Curr Geriatr Rep. 2021 Nov 25:1-10. doi: 10.1007/s13670-021-00370-w. Online ahead of print.
PURPOSE OF THE REVIEW: Iron deficiency in heart failure has been associated with impaired functional capacity and quality of life. The purpose of this paper is to review mechanisms of iron homeostasis and current clinical data exploring mechanisms of iron repletion in heart failure.

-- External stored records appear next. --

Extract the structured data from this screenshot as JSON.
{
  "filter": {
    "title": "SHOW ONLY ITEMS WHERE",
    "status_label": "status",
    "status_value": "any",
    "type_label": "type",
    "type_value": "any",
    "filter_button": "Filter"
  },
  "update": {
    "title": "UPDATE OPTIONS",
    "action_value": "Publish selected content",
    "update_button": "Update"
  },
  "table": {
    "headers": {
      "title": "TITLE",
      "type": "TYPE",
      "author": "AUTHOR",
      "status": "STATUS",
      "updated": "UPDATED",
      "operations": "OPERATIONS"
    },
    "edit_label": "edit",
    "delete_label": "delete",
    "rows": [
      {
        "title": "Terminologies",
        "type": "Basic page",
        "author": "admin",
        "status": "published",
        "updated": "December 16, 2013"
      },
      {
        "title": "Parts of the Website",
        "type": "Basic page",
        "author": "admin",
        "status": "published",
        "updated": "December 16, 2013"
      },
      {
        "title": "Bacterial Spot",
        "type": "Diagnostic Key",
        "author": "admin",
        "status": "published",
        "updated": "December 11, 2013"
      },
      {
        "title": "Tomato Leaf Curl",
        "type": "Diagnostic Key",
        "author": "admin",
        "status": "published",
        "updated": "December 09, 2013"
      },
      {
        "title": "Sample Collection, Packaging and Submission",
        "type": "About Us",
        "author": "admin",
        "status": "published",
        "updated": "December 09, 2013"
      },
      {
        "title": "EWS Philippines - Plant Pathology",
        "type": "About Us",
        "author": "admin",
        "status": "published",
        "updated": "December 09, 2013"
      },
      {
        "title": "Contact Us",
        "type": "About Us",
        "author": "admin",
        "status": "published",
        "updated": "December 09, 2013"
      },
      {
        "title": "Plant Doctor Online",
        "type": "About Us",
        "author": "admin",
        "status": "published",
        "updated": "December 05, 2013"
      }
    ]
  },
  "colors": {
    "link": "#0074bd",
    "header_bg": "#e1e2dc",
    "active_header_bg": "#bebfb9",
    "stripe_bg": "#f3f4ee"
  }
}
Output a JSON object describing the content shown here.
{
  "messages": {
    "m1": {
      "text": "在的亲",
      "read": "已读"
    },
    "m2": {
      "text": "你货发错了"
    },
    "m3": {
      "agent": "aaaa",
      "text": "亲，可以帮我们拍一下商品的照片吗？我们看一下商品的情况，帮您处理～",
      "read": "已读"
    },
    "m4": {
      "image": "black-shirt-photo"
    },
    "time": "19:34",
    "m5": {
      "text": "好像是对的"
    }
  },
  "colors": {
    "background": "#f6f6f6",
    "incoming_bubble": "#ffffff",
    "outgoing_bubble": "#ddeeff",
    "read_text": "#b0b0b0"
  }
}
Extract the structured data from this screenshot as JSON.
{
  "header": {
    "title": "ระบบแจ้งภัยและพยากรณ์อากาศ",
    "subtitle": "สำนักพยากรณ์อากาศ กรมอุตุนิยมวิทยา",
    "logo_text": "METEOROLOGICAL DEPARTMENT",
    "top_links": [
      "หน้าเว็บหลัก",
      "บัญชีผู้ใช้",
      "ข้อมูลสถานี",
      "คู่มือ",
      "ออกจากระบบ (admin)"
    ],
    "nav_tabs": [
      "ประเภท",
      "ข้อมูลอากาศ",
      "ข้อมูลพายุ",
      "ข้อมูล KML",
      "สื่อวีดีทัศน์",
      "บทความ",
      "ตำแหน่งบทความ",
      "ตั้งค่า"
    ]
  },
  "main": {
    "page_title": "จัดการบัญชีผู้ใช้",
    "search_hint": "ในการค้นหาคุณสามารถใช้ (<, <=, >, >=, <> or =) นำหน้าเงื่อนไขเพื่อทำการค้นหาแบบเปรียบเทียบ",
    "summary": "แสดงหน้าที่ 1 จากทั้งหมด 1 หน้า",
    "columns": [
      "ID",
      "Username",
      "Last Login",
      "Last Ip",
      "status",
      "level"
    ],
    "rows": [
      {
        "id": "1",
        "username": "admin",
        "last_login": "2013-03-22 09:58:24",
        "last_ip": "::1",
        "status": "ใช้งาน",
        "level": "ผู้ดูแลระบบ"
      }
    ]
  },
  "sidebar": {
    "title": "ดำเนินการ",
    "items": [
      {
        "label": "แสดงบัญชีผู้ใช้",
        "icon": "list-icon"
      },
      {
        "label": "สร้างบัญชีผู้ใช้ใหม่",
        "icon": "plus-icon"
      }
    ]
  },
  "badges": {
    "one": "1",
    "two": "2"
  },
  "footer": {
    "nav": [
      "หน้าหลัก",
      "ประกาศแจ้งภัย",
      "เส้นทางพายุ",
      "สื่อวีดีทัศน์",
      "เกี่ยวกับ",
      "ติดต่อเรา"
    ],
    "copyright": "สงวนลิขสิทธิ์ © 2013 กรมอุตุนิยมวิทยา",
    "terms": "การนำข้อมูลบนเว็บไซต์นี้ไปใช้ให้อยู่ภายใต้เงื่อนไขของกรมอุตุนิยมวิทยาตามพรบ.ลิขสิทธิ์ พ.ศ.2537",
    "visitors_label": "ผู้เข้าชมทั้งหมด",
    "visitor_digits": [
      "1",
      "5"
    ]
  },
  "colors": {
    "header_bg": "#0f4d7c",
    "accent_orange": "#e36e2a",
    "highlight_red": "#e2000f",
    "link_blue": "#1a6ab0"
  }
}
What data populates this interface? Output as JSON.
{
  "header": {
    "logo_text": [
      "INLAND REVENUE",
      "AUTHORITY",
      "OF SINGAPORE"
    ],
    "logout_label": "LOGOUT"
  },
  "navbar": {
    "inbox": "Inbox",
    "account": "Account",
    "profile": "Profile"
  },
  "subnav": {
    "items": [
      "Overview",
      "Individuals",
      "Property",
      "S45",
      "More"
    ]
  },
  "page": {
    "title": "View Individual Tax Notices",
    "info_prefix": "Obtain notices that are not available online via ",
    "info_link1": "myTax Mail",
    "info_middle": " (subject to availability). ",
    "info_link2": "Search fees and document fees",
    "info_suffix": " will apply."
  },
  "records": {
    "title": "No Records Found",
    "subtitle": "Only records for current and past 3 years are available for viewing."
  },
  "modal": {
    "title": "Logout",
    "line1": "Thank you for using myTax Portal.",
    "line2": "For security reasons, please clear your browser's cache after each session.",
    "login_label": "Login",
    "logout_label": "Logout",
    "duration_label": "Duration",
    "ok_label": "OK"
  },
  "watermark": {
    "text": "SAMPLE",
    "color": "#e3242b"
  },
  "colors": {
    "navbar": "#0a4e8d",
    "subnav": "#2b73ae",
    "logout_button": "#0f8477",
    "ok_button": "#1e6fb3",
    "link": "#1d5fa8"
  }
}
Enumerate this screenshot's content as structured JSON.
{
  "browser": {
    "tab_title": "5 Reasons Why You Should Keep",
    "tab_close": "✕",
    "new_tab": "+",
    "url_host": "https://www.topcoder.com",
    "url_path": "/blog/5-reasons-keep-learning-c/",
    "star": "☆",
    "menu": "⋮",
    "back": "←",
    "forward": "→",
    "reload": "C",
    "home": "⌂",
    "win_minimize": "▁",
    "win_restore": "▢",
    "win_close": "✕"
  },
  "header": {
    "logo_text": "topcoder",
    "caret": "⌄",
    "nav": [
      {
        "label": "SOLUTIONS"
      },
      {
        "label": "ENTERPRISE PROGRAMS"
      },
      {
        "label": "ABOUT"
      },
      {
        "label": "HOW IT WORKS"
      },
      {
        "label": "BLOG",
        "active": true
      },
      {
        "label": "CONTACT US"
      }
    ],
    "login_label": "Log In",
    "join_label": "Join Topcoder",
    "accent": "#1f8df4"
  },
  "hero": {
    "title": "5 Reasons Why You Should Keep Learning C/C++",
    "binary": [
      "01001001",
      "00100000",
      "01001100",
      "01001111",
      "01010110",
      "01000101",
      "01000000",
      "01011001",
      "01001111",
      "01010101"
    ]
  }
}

RECENT FINDING: Multiple international societies now advise iron repletion for symptomatic heart failure patients with iron deficiency. Due to the chronic inflammation in heart failure, iron deficiency in heart failure is classically defined as ferritin < 100 µg/L or ferritin 100-300 µg/L and transferrin saturation < 20%. Multiple randomized clinical trials have demonstrated benefit from intravenous iron repletion, though studies have predominantly focused on functional capacity and quality of life. A recent study, AFFIRM-AHF, supports the treatment of iron deficiency identified during acute heart failure admissions, noting a reduction in future heart failure hospitalizations. Studies examining iron repletion in patients with heart failure with preserved ejection fraction are currently in process.
SUMMARY: Iron homeostasis is maintained predominantly through the regulation of iron absorption, keeping iron levels tightly controlled in the normal state regardless of iron intake. In chronic heart failure however, iron homeostasis becomes dysregulated with resulting iron deficiency in many patients, with and without associated anemia. Iron is a critical element not only for erythropoiesis and oxygen carrying, but also for energy production at the level of the mitochondria and in other cell processes. We thus propose a standardized approach be utilized to screen and treat heart failure patients with iron deficiency.